There is much in Davie’s new book for sociologists of religion, as it provides a succinct and elegantly written overview of the state of the field. I anticipate it will become essential reading for students not only in Britain, but also in Europe and North America, as it engages effectively with so many of the debates that are relevant in Western religious contexts.
But there is also plenty in the book for the religious activists and practitioners who may already have been influenced by Davie’s development of ideas like ‘believing without belonging’ and ‘vicarious religion.’ It is clearly written and even the theoretical sections on secularization and religious markets are done with a light and balanced touch. Davie seems aware that this constituency may also be part of her audience, at times even providing advice for them (p. 80):
‘Specifically the churches’ personnel need to appreciate that the situation described as believing without belonging is neither better nor worse than a more straightforwardly (if one may use that term) secular society. It is simply different. Those that minister to a half-believing, rather than unbelieving, society will find that there are advantages and disadvantages to this situation, as there are in any other.’
Near the end of the book, she points to research by Linda Woodhead on the ‘fuzzy’ religious ‘nones’ – people who ‘do not decisively reject God’ but rather ‘ … resist … any kind of identification with ‘religion’ (whether general or specific) or with the label ‘religious’’ (p. 226). She wonders whether ‘believing without belonging’ will gain a new lease of life in describing this growing constituency. For me, this leads to further questions about how religion may continue to influence social and political life in subtle and unexpected ways.
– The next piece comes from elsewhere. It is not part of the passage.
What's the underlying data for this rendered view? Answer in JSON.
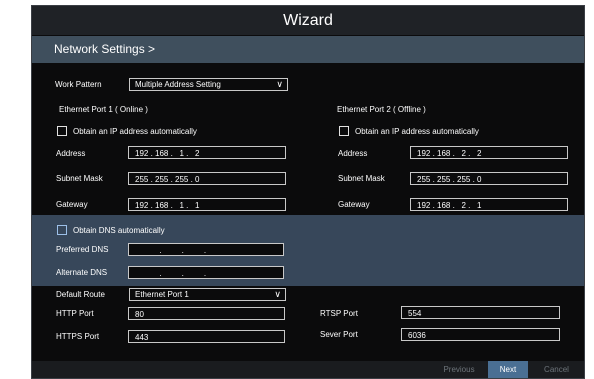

It is questions like that which will continue to occupy not only academics, but those who are living out their faith in changing contexts such as Britain, Ireland, and other parts of Europe and North America. Religion in Britain provides useful insights to those wishing to understand these changing contexts better.